In the data below, which lines contain "faces"? List them by copying each one.

--

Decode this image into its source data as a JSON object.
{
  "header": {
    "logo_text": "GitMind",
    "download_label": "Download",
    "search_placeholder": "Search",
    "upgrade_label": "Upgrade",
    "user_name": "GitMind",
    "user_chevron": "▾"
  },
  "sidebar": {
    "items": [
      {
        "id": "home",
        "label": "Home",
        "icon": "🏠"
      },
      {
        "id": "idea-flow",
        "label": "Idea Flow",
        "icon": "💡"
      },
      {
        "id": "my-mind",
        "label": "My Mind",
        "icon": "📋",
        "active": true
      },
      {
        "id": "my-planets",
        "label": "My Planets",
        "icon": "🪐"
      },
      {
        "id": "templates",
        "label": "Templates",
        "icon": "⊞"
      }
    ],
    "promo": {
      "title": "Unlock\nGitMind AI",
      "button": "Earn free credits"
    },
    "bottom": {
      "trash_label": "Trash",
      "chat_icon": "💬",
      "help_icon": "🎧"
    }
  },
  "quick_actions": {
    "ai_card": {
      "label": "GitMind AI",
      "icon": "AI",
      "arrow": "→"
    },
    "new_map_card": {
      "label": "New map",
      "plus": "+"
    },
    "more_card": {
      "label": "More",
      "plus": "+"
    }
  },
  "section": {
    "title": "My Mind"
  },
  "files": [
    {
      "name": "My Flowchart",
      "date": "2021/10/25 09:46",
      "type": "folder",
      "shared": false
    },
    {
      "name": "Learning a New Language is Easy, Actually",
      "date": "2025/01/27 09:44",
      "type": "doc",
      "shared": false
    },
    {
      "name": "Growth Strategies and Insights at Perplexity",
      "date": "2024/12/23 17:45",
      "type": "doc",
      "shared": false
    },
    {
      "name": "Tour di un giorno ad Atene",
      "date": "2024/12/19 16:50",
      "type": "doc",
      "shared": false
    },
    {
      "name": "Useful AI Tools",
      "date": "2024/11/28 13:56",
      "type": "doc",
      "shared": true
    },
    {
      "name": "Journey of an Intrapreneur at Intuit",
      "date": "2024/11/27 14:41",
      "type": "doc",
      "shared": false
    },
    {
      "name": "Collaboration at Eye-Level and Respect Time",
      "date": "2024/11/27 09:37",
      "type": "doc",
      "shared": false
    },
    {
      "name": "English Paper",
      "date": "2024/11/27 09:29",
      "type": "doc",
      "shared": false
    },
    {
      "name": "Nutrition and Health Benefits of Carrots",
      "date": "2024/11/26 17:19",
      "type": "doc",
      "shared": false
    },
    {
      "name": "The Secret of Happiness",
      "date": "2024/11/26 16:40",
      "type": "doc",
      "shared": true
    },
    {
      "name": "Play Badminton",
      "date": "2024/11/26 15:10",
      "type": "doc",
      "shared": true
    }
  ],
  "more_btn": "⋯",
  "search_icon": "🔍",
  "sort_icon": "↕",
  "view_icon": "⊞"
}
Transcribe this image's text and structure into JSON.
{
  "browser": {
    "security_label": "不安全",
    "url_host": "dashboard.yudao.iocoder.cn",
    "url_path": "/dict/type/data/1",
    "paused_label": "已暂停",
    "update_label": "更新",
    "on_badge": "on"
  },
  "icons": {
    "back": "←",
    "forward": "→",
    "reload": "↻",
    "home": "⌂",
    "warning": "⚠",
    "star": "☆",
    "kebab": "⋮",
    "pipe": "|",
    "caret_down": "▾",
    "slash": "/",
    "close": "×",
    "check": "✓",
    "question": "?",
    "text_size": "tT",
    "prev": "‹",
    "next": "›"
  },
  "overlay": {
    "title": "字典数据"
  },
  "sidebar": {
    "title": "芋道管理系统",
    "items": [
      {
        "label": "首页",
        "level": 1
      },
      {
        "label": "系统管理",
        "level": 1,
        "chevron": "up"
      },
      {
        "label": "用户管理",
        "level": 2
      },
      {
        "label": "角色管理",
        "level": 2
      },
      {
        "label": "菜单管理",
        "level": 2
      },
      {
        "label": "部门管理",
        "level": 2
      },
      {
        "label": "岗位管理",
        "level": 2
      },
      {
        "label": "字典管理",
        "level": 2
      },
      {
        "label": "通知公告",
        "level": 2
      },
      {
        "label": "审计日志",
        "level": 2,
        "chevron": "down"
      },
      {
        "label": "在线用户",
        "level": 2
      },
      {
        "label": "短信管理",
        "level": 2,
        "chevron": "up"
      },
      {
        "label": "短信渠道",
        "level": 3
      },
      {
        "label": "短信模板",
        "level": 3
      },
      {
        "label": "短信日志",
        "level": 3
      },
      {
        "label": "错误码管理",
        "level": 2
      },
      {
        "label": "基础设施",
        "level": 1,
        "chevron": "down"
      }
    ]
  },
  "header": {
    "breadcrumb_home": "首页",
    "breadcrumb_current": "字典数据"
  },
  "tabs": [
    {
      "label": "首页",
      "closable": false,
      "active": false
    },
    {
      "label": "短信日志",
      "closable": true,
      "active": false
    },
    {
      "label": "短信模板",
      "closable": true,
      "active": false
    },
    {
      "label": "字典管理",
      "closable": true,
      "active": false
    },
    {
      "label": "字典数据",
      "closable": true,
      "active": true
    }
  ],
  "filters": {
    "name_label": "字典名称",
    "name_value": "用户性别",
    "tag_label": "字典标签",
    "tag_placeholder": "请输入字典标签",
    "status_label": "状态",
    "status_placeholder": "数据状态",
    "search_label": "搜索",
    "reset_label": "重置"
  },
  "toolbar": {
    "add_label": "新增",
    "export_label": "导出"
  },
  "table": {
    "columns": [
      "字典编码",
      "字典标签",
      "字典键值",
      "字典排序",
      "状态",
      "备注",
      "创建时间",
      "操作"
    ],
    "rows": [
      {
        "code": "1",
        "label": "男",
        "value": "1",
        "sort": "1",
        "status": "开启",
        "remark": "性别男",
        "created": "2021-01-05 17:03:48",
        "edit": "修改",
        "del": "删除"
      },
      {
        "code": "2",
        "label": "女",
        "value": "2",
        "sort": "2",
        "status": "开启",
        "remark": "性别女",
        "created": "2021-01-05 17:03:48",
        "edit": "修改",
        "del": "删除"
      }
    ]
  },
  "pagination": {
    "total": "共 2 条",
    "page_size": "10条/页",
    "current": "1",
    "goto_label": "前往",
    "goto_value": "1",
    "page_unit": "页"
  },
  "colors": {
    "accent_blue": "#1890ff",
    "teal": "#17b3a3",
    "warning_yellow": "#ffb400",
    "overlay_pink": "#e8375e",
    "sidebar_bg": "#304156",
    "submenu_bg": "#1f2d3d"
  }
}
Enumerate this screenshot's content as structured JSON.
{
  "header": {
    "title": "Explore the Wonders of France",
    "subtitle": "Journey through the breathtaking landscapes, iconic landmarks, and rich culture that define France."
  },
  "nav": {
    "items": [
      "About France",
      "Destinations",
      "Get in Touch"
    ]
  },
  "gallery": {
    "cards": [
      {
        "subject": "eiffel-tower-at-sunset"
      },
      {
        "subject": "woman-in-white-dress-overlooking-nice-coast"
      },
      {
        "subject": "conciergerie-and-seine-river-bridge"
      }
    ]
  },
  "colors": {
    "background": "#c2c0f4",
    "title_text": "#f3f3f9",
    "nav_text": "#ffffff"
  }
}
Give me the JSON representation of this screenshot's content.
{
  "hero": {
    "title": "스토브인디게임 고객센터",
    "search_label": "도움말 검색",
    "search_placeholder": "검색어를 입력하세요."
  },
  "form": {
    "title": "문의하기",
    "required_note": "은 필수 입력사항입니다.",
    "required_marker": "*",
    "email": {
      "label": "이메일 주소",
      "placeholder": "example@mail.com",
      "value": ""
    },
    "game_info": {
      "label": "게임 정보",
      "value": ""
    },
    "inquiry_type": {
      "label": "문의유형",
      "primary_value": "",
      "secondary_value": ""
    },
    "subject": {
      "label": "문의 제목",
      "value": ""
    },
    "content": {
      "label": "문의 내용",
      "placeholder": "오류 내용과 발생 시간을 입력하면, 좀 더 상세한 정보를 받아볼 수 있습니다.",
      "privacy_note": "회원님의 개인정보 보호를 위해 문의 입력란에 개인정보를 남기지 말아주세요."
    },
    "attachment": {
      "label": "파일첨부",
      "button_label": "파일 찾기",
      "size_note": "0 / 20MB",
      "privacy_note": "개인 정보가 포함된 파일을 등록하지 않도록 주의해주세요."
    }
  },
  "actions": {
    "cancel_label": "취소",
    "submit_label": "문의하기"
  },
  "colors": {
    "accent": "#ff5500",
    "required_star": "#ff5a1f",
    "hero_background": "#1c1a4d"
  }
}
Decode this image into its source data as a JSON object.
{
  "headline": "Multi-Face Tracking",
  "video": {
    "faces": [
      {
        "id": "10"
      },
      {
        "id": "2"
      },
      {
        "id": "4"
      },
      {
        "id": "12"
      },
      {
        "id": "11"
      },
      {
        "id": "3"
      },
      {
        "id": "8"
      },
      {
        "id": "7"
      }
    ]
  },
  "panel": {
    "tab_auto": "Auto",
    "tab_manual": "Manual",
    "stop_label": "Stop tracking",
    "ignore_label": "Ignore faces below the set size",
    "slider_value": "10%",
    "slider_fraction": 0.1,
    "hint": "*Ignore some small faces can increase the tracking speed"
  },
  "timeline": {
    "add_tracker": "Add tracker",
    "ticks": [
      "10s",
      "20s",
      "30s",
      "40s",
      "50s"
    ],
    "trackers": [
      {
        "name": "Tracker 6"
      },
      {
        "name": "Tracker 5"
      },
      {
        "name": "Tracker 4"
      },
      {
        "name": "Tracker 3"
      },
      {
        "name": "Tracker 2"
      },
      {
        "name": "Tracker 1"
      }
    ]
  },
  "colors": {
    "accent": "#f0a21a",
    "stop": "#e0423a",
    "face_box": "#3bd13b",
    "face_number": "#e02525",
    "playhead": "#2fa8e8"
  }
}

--

_Response to this task_
    "faces": [
    "ignore_label": "Ignore faces below the set size",
    "hint": "*Ignore some small faces can increase the tracking speed"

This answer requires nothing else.